### EXERCISE DESCRIPTION
Please print every record below exactly as it appears, but leave out the pictures.

[Items listed in a dataset]

↓

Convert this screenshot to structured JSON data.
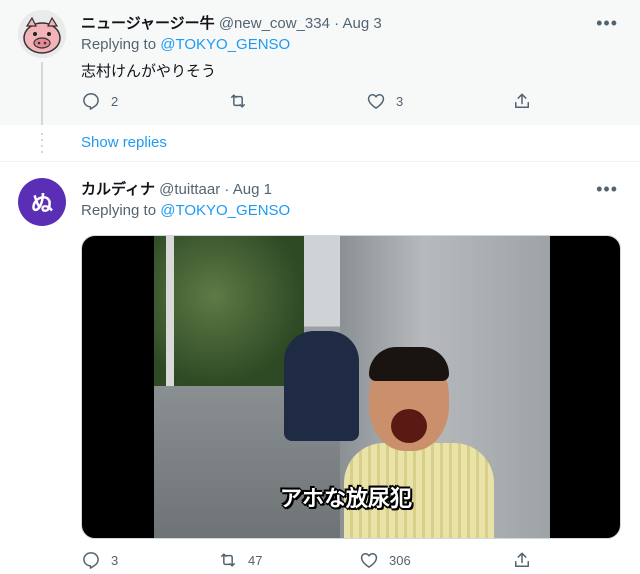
{
  "tweets": [
    {
      "name": "ニュージャージー牛",
      "handle": "@new_cow_334",
      "date": "Aug 3",
      "replying_label": "Replying to",
      "replying_to": "@TOKYO_GENSO",
      "text": "志村けんがやりそう",
      "more": "•••",
      "replies": "2",
      "retweets": "",
      "likes": "3"
    },
    {
      "name": "カルディナ",
      "handle": "@tuittaar",
      "date": "Aug 1",
      "replying_label": "Replying to",
      "replying_to": "@TOKYO_GENSO",
      "avatar_letter": "ぬ",
      "media_caption": "アホな放尿犯",
      "more": "•••",
      "replies": "3",
      "retweets": "47",
      "likes": "306"
    }
  ],
  "show_replies": "Show replies",
  "separator": "·",
  "colors": {
    "accent": "#1d9bf0",
    "muted": "#536471",
    "avatar2_bg": "#5b2fb5"
  }
}
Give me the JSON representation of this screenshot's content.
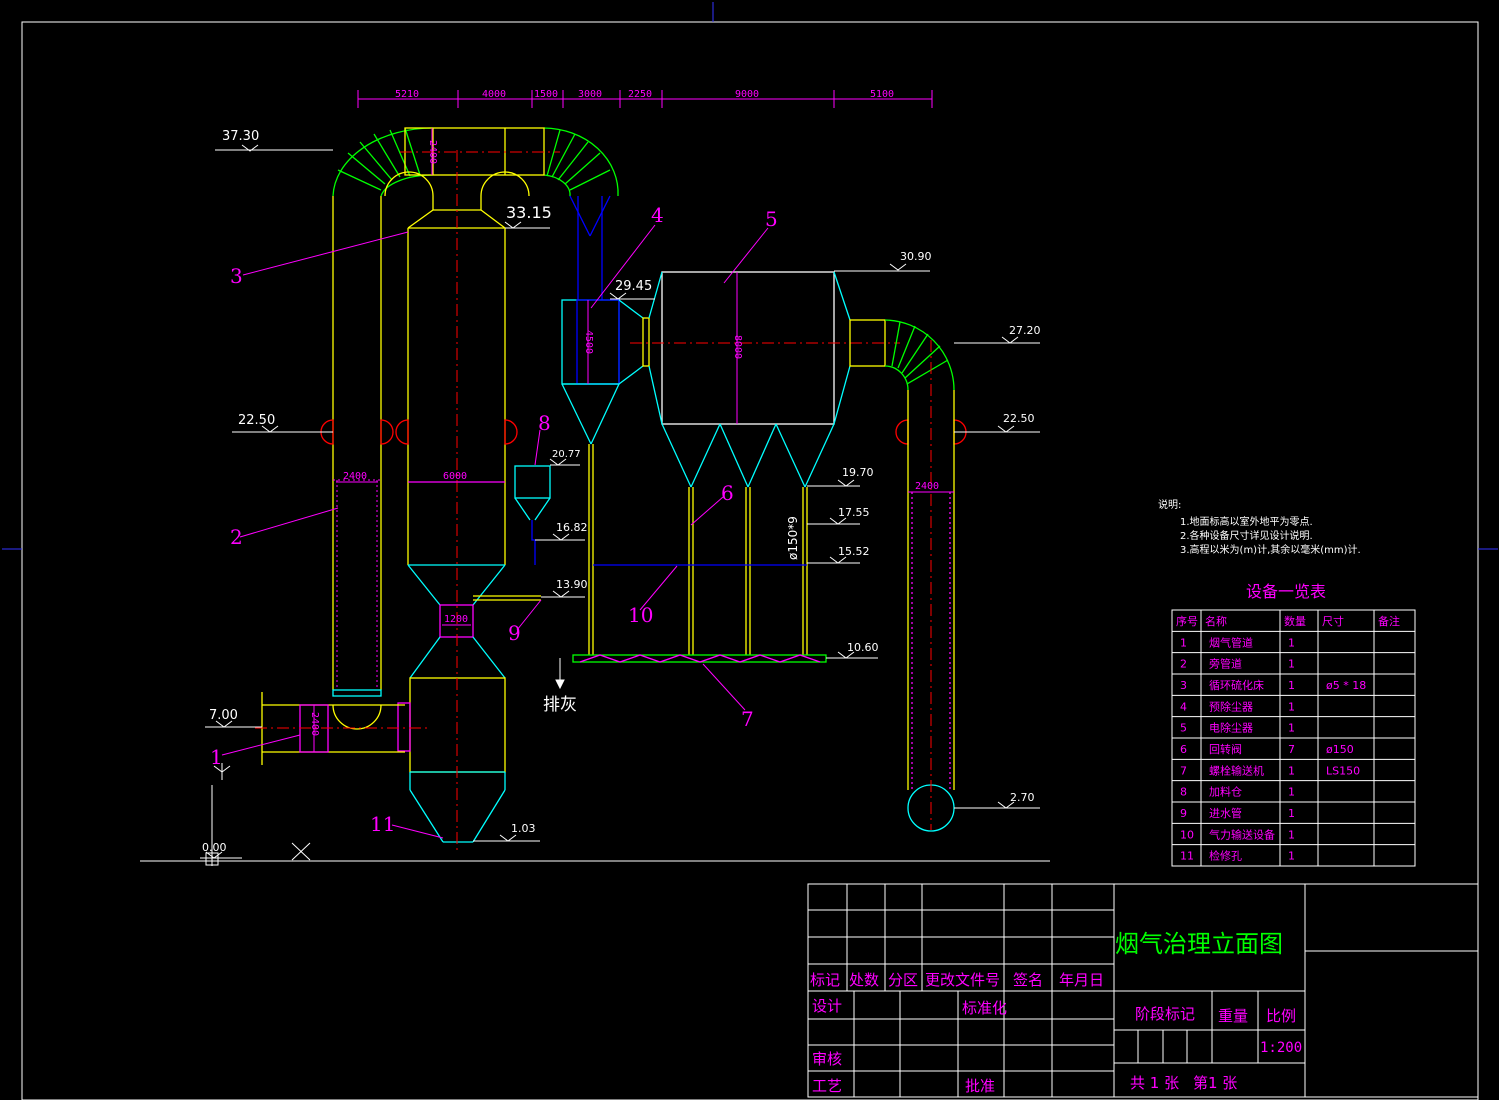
{
  "colors": {
    "background": "#000000",
    "border": "#ffffff",
    "duct": "#00ff00",
    "outline": "#ffff00",
    "hopper": "#00ffff",
    "pipe": "#0000ff",
    "leader": "#ff00ff",
    "centerline": "#ff0000",
    "title": "#00ff00"
  },
  "top_dimensions": [
    "5210",
    "4000",
    "1500",
    "3000",
    "2250",
    "9000",
    "5100"
  ],
  "elevations": {
    "e3730": "37.30",
    "e3315": "33.15",
    "e3090": "30.90",
    "e2945": "29.45",
    "e2720": "27.20",
    "e2250_left": "22.50",
    "e2250_right": "22.50",
    "e2077": "20.77",
    "e1970": "19.70",
    "e1755": "17.55",
    "e1682": "16.82",
    "e1552": "15.52",
    "e1390": "13.90",
    "e1060": "10.60",
    "e700": "7.00",
    "e270": "2.70",
    "e103": "1.03",
    "e000": "0.00"
  },
  "inner_dimensions": {
    "d2400_top": "2400",
    "d2400_left": "2400",
    "d6000": "6000",
    "d1200": "1200",
    "d4500": "4500",
    "d8000": "8000",
    "d2400_right": "2400",
    "d2400_inlet": "2400",
    "pipe_spec": "ø150*9"
  },
  "item_labels": [
    "1",
    "2",
    "3",
    "4",
    "5",
    "6",
    "7",
    "8",
    "9",
    "10",
    "11"
  ],
  "ash_discharge": "排灰",
  "notes": {
    "heading": "说明:",
    "lines": [
      "1.地面标高以室外地平为零点.",
      "2.各种设备尺寸详见设计说明.",
      "3.高程以米为(m)计,其余以毫米(mm)计."
    ]
  },
  "equipment_table": {
    "title": "设备一览表",
    "headers": [
      "序号",
      "名称",
      "数量",
      "尺寸",
      "备注"
    ],
    "rows": [
      [
        "1",
        "烟气管道",
        "1",
        "",
        ""
      ],
      [
        "2",
        "旁管道",
        "1",
        "",
        ""
      ],
      [
        "3",
        "循环硫化床",
        "1",
        "ø5 * 18",
        ""
      ],
      [
        "4",
        "预除尘器",
        "1",
        "",
        ""
      ],
      [
        "5",
        "电除尘器",
        "1",
        "",
        ""
      ],
      [
        "6",
        "回转阀",
        "7",
        "ø150",
        ""
      ],
      [
        "7",
        "螺栓输送机",
        "1",
        "LS150",
        ""
      ],
      [
        "8",
        "加料仓",
        "1",
        "",
        ""
      ],
      [
        "9",
        "进水管",
        "1",
        "",
        ""
      ],
      [
        "10",
        "气力输送设备",
        "1",
        "",
        ""
      ],
      [
        "11",
        "检修孔",
        "1",
        "",
        ""
      ]
    ]
  },
  "title_block": {
    "drawing_title": "烟气治理立面图",
    "mark": "标记",
    "count": "处数",
    "zone": "分区",
    "change_doc": "更改文件号",
    "signature": "签名",
    "date": "年月日",
    "design": "设计",
    "standardize": "标准化",
    "stage_mark": "阶段标记",
    "weight": "重量",
    "scale_label": "比例",
    "scale_value": "1:200",
    "review": "审核",
    "process": "工艺",
    "approve": "批准",
    "sheet_total": "共 1 张",
    "sheet_no": "第1 张"
  }
}
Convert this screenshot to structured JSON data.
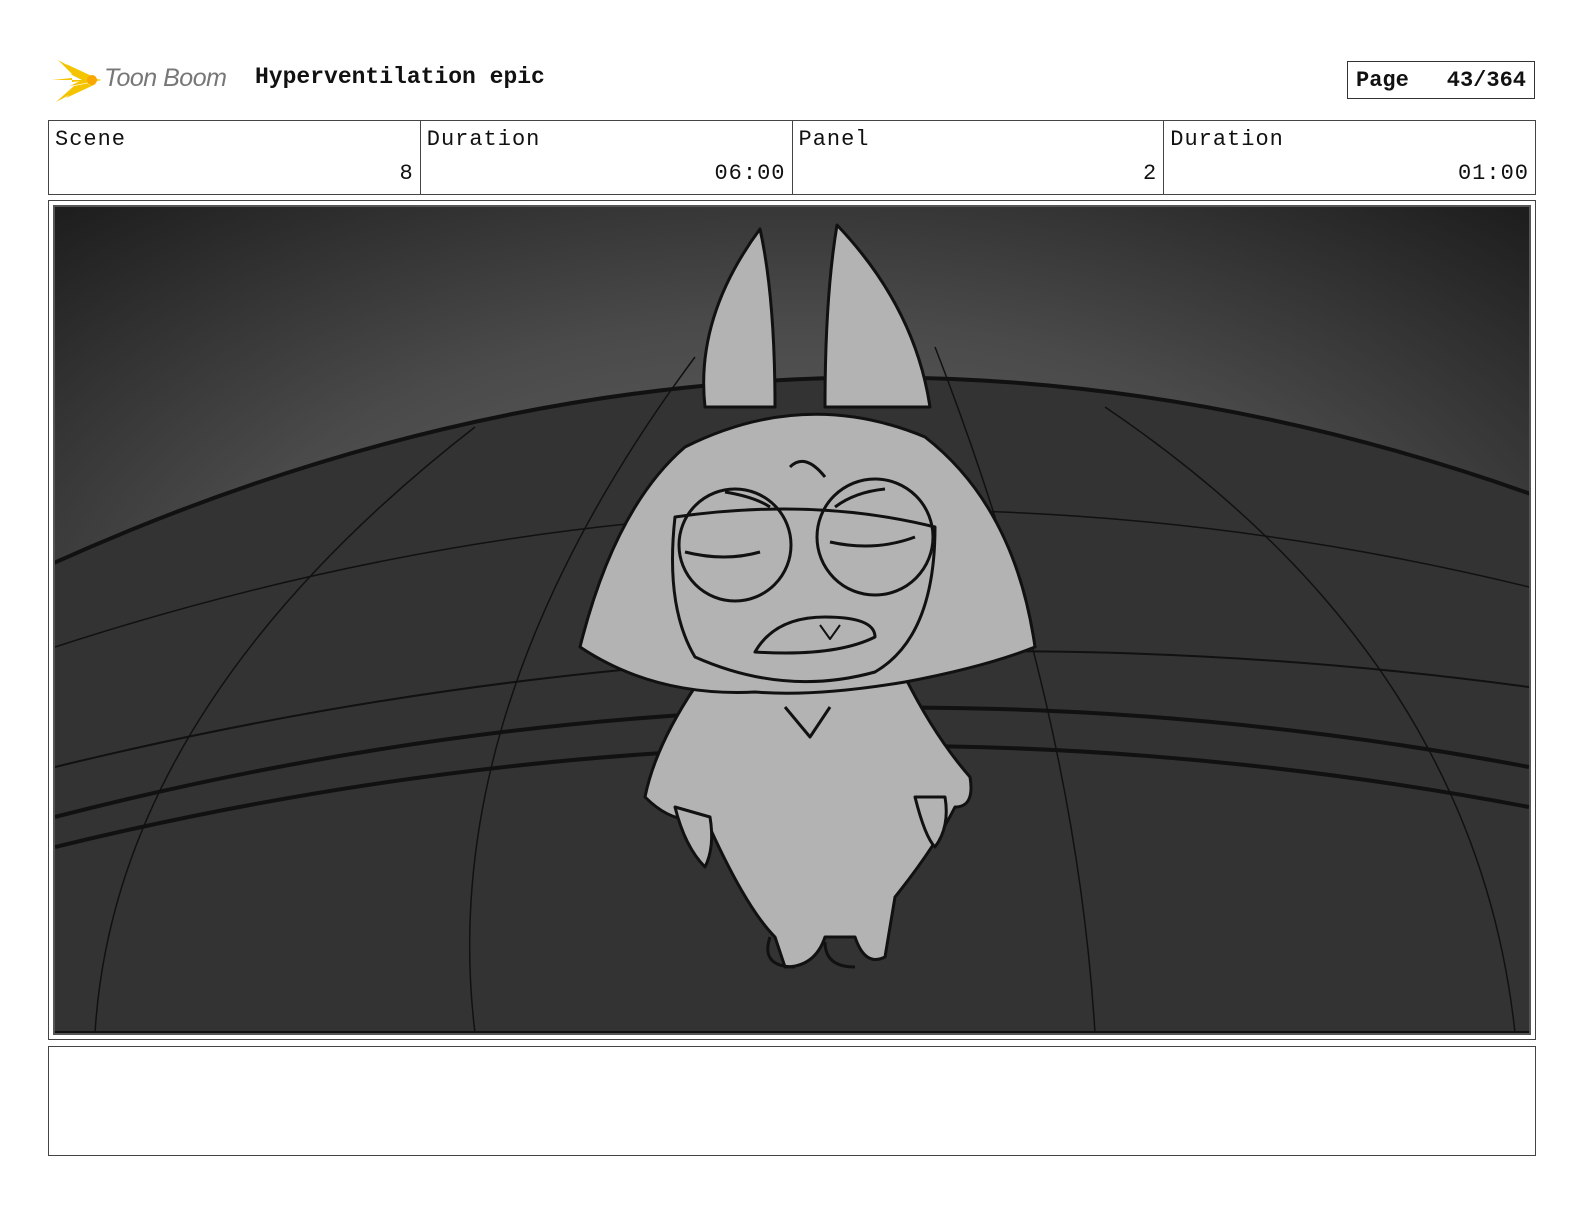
{
  "header": {
    "logo_text": "Toon Boom",
    "title": "Hyperventilation epic",
    "page_label": "Page",
    "page_number": "43/364"
  },
  "info": {
    "scene_label": "Scene",
    "scene_value": "8",
    "scene_duration_label": "Duration",
    "scene_duration_value": "06:00",
    "panel_label": "Panel",
    "panel_value": "2",
    "panel_duration_label": "Duration",
    "panel_duration_value": "01:00"
  },
  "colors": {
    "logo_accent": "#f5c400",
    "sky_top": "#1c1c1c",
    "sky_glow": "#6a6a6a",
    "dome": "#333333",
    "character_fill": "#b3b3b3",
    "line": "#111111"
  },
  "notes": {
    "text": ""
  }
}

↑

### OUTPUT FOR THIS EXERCISE
Convert this screenshot to structured JSON data.
{
  "tweets": [
    {
      "name": "ニュージャージー牛",
      "handle": "@new_cow_334",
      "date": "Aug 3",
      "replying_label": "Replying to",
      "replying_to": "@TOKYO_GENSO",
      "text": "志村けんがやりそう",
      "more": "•••",
      "replies": "2",
      "retweets": "",
      "likes": "3"
    },
    {
      "name": "カルディナ",
      "handle": "@tuittaar",
      "date": "Aug 1",
      "replying_label": "Replying to",
      "replying_to": "@TOKYO_GENSO",
      "avatar_letter": "ぬ",
      "media_caption": "アホな放尿犯",
      "more": "•••",
      "replies": "3",
      "retweets": "47",
      "likes": "306"
    }
  ],
  "show_replies": "Show replies",
  "separator": "·",
  "colors": {
    "accent": "#1d9bf0",
    "muted": "#536471",
    "avatar2_bg": "#5b2fb5"
  }
}
Give me the JSON representation of this screenshot's content.
{
  "colors": {
    "background": "#000000",
    "border": "#ffffff",
    "duct": "#00ff00",
    "outline": "#ffff00",
    "hopper": "#00ffff",
    "pipe": "#0000ff",
    "leader": "#ff00ff",
    "centerline": "#ff0000",
    "title": "#00ff00"
  },
  "top_dimensions": [
    "5210",
    "4000",
    "1500",
    "3000",
    "2250",
    "9000",
    "5100"
  ],
  "elevations": {
    "e3730": "37.30",
    "e3315": "33.15",
    "e3090": "30.90",
    "e2945": "29.45",
    "e2720": "27.20",
    "e2250_left": "22.50",
    "e2250_right": "22.50",
    "e2077": "20.77",
    "e1970": "19.70",
    "e1755": "17.55",
    "e1682": "16.82",
    "e1552": "15.52",
    "e1390": "13.90",
    "e1060": "10.60",
    "e700": "7.00",
    "e270": "2.70",
    "e103": "1.03",
    "e000": "0.00"
  },
  "inner_dimensions": {
    "d2400_top": "2400",
    "d2400_left": "2400",
    "d6000": "6000",
    "d1200": "1200",
    "d4500": "4500",
    "d8000": "8000",
    "d2400_right": "2400",
    "d2400_inlet": "2400",
    "pipe_spec": "ø150*9"
  },
  "item_labels": [
    "1",
    "2",
    "3",
    "4",
    "5",
    "6",
    "7",
    "8",
    "9",
    "10",
    "11"
  ],
  "ash_discharge": "排灰",
  "notes": {
    "heading": "说明:",
    "lines": [
      "1.地面标高以室外地平为零点.",
      "2.各种设备尺寸详见设计说明.",
      "3.高程以米为(m)计,其余以毫米(mm)计."
    ]
  },
  "equipment_table": {
    "title": "设备一览表",
    "headers": [
      "序号",
      "名称",
      "数量",
      "尺寸",
      "备注"
    ],
    "rows": [
      [
        "1",
        "烟气管道",
        "1",
        "",
        ""
      ],
      [
        "2",
        "旁管道",
        "1",
        "",
        ""
      ],
      [
        "3",
        "循环硫化床",
        "1",
        "ø5 * 18",
        ""
      ],
      [
        "4",
        "预除尘器",
        "1",
        "",
        ""
      ],
      [
        "5",
        "电除尘器",
        "1",
        "",
        ""
      ],
      [
        "6",
        "回转阀",
        "7",
        "ø150",
        ""
      ],
      [
        "7",
        "螺栓输送机",
        "1",
        "LS150",
        ""
      ],
      [
        "8",
        "加料仓",
        "1",
        "",
        ""
      ],
      [
        "9",
        "进水管",
        "1",
        "",
        ""
      ],
      [
        "10",
        "气力输送设备",
        "1",
        "",
        ""
      ],
      [
        "11",
        "检修孔",
        "1",
        "",
        ""
      ]
    ]
  },
  "title_block": {
    "drawing_title": "烟气治理立面图",
    "mark": "标记",
    "count": "处数",
    "zone": "分区",
    "change_doc": "更改文件号",
    "signature": "签名",
    "date": "年月日",
    "design": "设计",
    "standardize": "标准化",
    "stage_mark": "阶段标记",
    "weight": "重量",
    "scale_label": "比例",
    "scale_value": "1:200",
    "review": "审核",
    "process": "工艺",
    "approve": "批准",
    "sheet_total": "共 1 张",
    "sheet_no": "第1 张"
  }
}
Convert this screenshot to structured JSON data.
{
  "header": {
    "logo_text": "Toon Boom",
    "title": "Hyperventilation epic",
    "page_label": "Page",
    "page_number": "43/364"
  },
  "info": {
    "scene_label": "Scene",
    "scene_value": "8",
    "scene_duration_label": "Duration",
    "scene_duration_value": "06:00",
    "panel_label": "Panel",
    "panel_value": "2",
    "panel_duration_label": "Duration",
    "panel_duration_value": "01:00"
  },
  "colors": {
    "logo_accent": "#f5c400",
    "sky_top": "#1c1c1c",
    "sky_glow": "#6a6a6a",
    "dome": "#333333",
    "character_fill": "#b3b3b3",
    "line": "#111111"
  },
  "notes": {
    "text": ""
  }
}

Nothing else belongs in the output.